VentilationSubmitted by DaBeast at 2012-05-27 16:34:23 EDT
Rating: 1.33 on 6 ratings (8 reviews) (Review this item) (V)
I'm feeling introspective today. Introspective and more than a tad snarky. This may lead into a rant (your only warning, folks) or this may lead to something depressingly maudlin. Like yourself, I don't know. I'm willing to see how long the mood lasts. If you aren't, then arrivedercci and don't let the door hit you where the mythical deity-of-your-choice split ya. Ta-ta.
I'm in that 'might-have-been' state and it's quite hilarious. I'm in an unexpected place, a juncture I never saw and before I take a step, I've turned around and looked at where I've been. I can see the place in the distance where I stared down the barrel of a loaded gun; that unspent bullet sent me firmly down a road that I had not seen until just that second. It's tiny in the distance and far away, but still I can find it as well as the jagged end to the road that I previously walked. That path has faded over time and distance but it's there, a faint, far-away gleam.

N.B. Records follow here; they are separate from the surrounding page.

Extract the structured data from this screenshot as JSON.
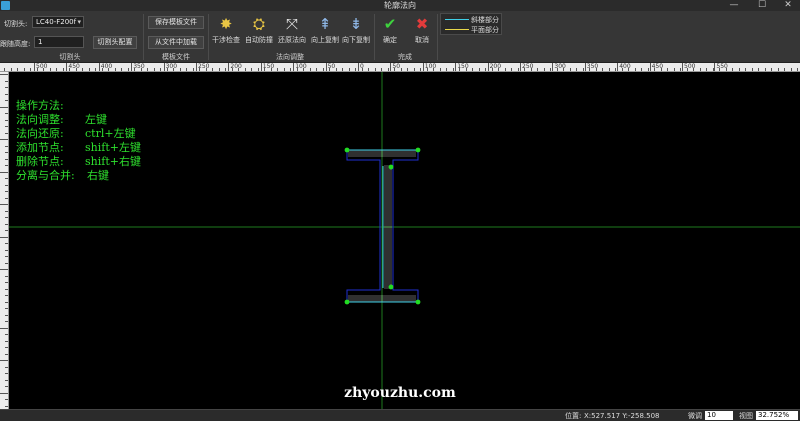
{
  "window": {
    "title": "轮廓法向",
    "min_glyph": "—",
    "max_glyph": "☐",
    "close_glyph": "✕"
  },
  "ribbon": {
    "cutter": {
      "head_label": "切割头:",
      "head_value": "LC40-F200f",
      "height_label": "跟随高度:",
      "height_value": "1",
      "config_button": "切割头配置",
      "group_label": "切割头"
    },
    "template": {
      "save_button": "保存模板文件",
      "load_button": "从文件中加载",
      "group_label": "模板文件"
    },
    "normal": {
      "tools": [
        {
          "label": "干涉检查",
          "icon": "interference-check-icon",
          "glyph": "✸"
        },
        {
          "label": "自动防撞",
          "icon": "auto-anticollision-icon",
          "glyph": "⛭"
        },
        {
          "label": "还原法向",
          "icon": "restore-normal-icon",
          "glyph": "⤧"
        },
        {
          "label": "向上复制",
          "icon": "copy-up-icon",
          "glyph": "⇞"
        },
        {
          "label": "向下复制",
          "icon": "copy-down-icon",
          "glyph": "⇟"
        }
      ],
      "group_label": "法向调整"
    },
    "finish": {
      "confirm_label": "确定",
      "confirm_glyph": "✔",
      "cancel_label": "取消",
      "cancel_glyph": "✖",
      "group_label": "完成"
    },
    "legend": [
      {
        "label": "斜楼部分",
        "color": "#3fd0e8"
      },
      {
        "label": "平面部分",
        "color": "#e8d84a"
      }
    ]
  },
  "rulers": {
    "horizontal_labels": [
      "500",
      "450",
      "400",
      "350",
      "300",
      "250",
      "200",
      "150",
      "100",
      "50",
      "0",
      "50",
      "100",
      "150",
      "200",
      "250",
      "300",
      "350",
      "400",
      "450",
      "500",
      "550"
    ]
  },
  "instructions": {
    "title": "操作方法:",
    "rows": [
      {
        "key": "法向调整:",
        "value": "左键"
      },
      {
        "key": "法向还原:",
        "value": "ctrl+左键"
      },
      {
        "key": "添加节点:",
        "value": "shift+左键"
      },
      {
        "key": "删除节点:",
        "value": "shift+右键"
      },
      {
        "key": "分离与合并:",
        "value": "右键"
      }
    ]
  },
  "watermark": "zhyouzhu.com",
  "status": {
    "position_label": "位置:",
    "position_value": "X:527.517 Y:-258.508",
    "fine_label": "微调",
    "fine_value": "10",
    "view_label": "视图",
    "zoom_value": "32.752%"
  },
  "colors": {
    "profile_outline": "#2030d0",
    "normal_lines": "#a0a0a0",
    "profile_edge": "#3fd0e8",
    "node": "#22dd22",
    "axis": "#1e7a1e"
  }
}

And I can see the funny in it, the sad in it, the lonely in it. In a way, I think it's waiting on me to diverge back to it. There's a funny: along that path, I would have become a truck driver. Mom was one and Pop, too, as well as brother and sister. It could be a lucrative career when seen from the wrong side of the poverty line and that's where I grew up, so I know I would have gone in that direction, eventually. It would have been a way away from everything that I drowned in, a better option than suicide which I never did seem to get right, and becoming one of "Them", which terrified me more than any other thought I will ever have. I would have poured myself into it and my home would be with me wherever I went. My fears would have ratcheted up, though, and I would have been too scared of various things to ever connect to anyone. So, I would have had a dog. Probably a stray mutt found on the side of a lonely road, vetted and fixed to present as few problems as possible, and trained to love the open road almost as much as I still do. I would have eventually bought a house, just large enough for one person, and I would have covered it in bookshelves and enjoy sending my spare time trying to fill them all. I would have retired there, just me and my dog, living inside the words, all beautiful or horrible, grotesque or wise, funny or heart wrenchingly sad. There, someday, I would have died, alone for I'm sure my mutt would be buried long before.

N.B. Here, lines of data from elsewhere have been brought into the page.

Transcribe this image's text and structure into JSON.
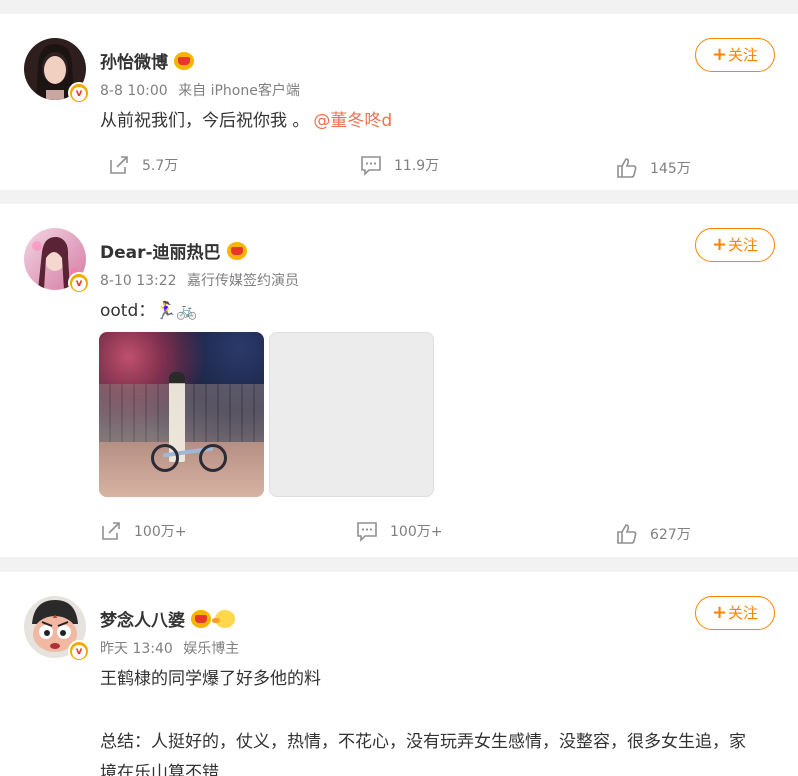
{
  "posts": [
    {
      "name": "孙怡微博",
      "time": "8-8 10:00",
      "source": "来自 iPhone客户端",
      "text": "从前祝我们，今后祝你我 。",
      "mention": "@董冬咚d",
      "follow_label": "关注",
      "follow_plus": "+",
      "reposts": "5.7万",
      "comments": "11.9万",
      "likes": "145万"
    },
    {
      "name": "Dear-迪丽热巴",
      "time": "8-10 13:22",
      "source": "嘉行传媒签约演员",
      "text": "ootd：🏃‍♀️🚲",
      "follow_label": "关注",
      "follow_plus": "+",
      "reposts": "100万+",
      "comments": "100万+",
      "likes": "627万"
    },
    {
      "name": "梦念人八婆",
      "time": "昨天 13:40",
      "source": "娱乐博主",
      "text": "王鹤棣的同学爆了好多他的料",
      "text2": "总结：人挺好的，仗义，热情，不花心，没有玩弄女生感情，没整容，很多女生追，家",
      "text3": "境在乐山算不错",
      "follow_label": "关注",
      "follow_plus": "+"
    }
  ],
  "colors": {
    "accent": "#ff8200",
    "mention": "#eb7350",
    "muted": "#808080"
  },
  "icons": [
    "repost-icon",
    "comment-icon",
    "like-icon",
    "verified-badge-icon",
    "crown-icon",
    "duck-icon"
  ]
}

It would have been a life driven by the one emotion that drives us all: fear. Love is fine and dandy when you can find it (or rent it) but fear is the one thing that motivates everybody. I can see that that life was one of being driven by various fears, monsters loose from the closet and roaming about wherever they pleased. I look at this line, though, and I see no better. What is fear but looking down the loaded barrle of a police issued .38 and realizing that there were things you feared more than you did that bullet? It sharpens everything to a fine, straight edge when you see the light gleaming, harsh and bright, from the silver barrel and the darkness inside is not enough to hide the tip of the bullet inside that snub-nosed little monster. The bullshit falls away and everything comes to rest on the tip of that bullet.
I should have expected the gun; I never expected the bullet. It didn't waver and time itself stood still. There was no sound but the beat of my heart. There was only the Issue and that bullet. The bullet told me the seriousness of the Issue, which I had failed to properly gauge. I didn't look into her eyes. Mom has crazy eyes sometimes and I knew what would be in them; the bullet told me what would be in them. The bullet told me many things in those timeless eons between one heartbeat and the next. Things that hurt me, things that broke me, things that hardened me, angered me, and things that would haunt me til the day that I died.

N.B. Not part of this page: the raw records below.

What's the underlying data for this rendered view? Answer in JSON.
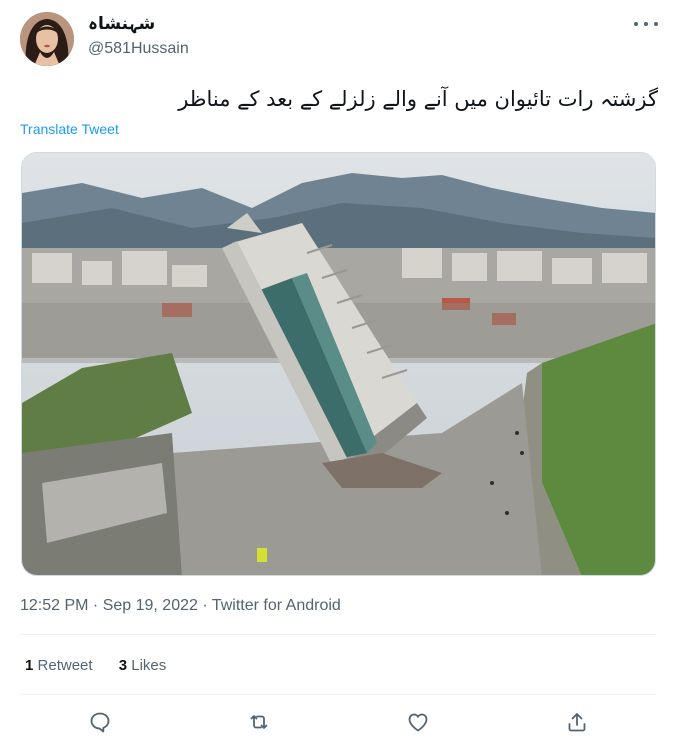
{
  "author": {
    "display_name": "شہنشاہ",
    "handle": "@581Hussain"
  },
  "tweet": {
    "text": "گزشتہ رات تائیوان میں آنے والے زلزلے کے بعد کے مناظر",
    "translate_label": "Translate Tweet"
  },
  "meta": {
    "time": "12:52 PM",
    "separator1": " · ",
    "date": "Sep 19, 2022",
    "separator2": " · ",
    "source": "Twitter for Android"
  },
  "stats": {
    "retweets_count": "1",
    "retweets_label": "Retweet",
    "likes_count": "3",
    "likes_label": "Likes"
  },
  "colors": {
    "link": "#1d9bf0",
    "secondary_text": "#536471",
    "primary_text": "#0f1419",
    "divider": "#eff3f4"
  },
  "icons": {
    "reply": "speech-bubble-icon",
    "retweet": "retweet-arrows-icon",
    "like": "heart-icon",
    "share": "share-upload-icon",
    "more": "more-horizontal-icon"
  }
}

Then I saw the path. Unexpected, unknown until that heartbeat, it stretched away from the path that I trod like a line of silvery light slicing through the untested dark. It appeared when the first fist hit the door, when the voice first yelled through it, when the wall shook and plaster clicked down from the ceiling. The door shuddered beneath it and the path appeared. I feared that unknown path.
But I feared the path I trod even more.
So, I put my back to the bullet and I stepped onto the silvery unknown. It's brought me here, to this juncture, another one that I never saw coming. Will another unknown path appear to me, now, an unknown other option that will lead me into another unknown place? Or will I be stuck here, at the junction, waiting for it, forever?
I don't know. But I'm afraid. What if it shows up? What if it doesn't?
I hate this place.